Start of DATASET CONTENT

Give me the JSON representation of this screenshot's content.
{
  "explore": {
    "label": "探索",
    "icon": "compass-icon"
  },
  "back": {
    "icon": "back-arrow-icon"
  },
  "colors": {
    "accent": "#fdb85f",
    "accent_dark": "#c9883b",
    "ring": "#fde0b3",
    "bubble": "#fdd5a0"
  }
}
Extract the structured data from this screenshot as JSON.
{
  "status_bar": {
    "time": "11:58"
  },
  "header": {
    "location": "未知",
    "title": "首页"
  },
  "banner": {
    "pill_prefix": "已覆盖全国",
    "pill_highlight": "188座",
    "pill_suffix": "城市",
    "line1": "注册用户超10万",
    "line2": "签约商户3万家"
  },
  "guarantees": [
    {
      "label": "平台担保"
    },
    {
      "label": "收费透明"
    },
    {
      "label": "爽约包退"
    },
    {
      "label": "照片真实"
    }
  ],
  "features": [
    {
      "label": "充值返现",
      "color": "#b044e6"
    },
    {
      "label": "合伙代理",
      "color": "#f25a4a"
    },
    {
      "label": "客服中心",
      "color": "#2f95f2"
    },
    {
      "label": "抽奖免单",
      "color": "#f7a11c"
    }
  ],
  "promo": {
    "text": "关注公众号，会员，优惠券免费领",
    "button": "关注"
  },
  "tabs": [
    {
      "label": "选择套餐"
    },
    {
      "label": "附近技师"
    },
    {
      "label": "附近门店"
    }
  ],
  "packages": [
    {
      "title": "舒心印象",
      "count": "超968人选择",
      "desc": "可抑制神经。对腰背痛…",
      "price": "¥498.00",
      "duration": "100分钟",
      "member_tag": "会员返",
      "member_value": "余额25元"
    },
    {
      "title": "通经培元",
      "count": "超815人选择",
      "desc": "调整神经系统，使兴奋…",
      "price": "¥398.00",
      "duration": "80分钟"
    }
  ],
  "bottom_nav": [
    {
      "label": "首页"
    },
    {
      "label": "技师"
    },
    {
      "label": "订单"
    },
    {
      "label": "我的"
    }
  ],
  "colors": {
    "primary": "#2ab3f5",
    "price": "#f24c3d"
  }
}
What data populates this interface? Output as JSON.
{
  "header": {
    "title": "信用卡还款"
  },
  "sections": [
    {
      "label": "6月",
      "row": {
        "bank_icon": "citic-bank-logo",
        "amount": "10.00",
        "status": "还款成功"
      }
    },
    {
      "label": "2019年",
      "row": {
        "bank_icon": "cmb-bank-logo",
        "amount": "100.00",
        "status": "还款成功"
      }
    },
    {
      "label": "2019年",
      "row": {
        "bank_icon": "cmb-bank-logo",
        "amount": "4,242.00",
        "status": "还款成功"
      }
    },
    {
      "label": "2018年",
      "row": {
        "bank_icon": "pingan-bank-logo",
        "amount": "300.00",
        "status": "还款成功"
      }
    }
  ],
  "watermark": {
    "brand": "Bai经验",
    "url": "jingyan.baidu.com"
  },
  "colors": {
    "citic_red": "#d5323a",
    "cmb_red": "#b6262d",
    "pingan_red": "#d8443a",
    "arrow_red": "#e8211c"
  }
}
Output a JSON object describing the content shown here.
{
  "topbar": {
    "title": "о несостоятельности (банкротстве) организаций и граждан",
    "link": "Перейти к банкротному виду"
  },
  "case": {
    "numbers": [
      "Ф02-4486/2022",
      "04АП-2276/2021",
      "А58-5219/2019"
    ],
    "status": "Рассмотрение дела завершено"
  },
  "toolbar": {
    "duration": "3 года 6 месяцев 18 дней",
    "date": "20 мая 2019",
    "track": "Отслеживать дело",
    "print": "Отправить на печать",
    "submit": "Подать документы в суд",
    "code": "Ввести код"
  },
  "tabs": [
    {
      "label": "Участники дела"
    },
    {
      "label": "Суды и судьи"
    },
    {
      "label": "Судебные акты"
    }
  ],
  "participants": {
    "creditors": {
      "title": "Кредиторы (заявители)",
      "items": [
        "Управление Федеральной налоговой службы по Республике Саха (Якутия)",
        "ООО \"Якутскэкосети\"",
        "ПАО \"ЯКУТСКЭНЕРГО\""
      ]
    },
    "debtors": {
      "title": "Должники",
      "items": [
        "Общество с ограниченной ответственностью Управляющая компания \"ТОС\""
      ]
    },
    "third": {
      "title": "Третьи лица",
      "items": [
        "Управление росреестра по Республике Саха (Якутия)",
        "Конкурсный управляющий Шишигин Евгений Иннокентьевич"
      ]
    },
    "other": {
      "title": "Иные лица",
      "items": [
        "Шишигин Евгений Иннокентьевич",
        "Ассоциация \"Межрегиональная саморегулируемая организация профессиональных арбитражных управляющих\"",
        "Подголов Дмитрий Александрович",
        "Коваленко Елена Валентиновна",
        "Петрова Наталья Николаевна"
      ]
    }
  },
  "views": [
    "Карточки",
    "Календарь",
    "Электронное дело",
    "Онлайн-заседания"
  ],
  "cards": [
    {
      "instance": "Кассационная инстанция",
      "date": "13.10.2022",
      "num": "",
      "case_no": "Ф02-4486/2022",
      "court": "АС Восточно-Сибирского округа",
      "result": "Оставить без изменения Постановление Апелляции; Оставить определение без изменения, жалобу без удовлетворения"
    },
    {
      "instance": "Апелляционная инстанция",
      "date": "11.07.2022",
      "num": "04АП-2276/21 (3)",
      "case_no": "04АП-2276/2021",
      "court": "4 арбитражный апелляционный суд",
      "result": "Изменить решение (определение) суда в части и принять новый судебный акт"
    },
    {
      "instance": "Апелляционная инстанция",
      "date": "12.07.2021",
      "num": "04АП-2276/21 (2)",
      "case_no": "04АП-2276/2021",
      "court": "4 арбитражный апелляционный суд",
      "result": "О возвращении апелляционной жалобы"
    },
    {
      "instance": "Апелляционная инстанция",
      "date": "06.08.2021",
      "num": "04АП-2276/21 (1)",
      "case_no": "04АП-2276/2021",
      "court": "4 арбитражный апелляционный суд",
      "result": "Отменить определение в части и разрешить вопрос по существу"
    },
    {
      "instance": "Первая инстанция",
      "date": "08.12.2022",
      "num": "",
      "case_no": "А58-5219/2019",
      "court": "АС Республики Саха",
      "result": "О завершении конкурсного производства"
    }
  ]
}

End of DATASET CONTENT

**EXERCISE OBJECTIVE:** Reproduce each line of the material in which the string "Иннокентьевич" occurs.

**ANSWER TO THIS EXERCISE:**
        "Конкурсный управляющий Шишигин Евгений Иннокентьевич"
        "Шишигин Евгений Иннокентьевич",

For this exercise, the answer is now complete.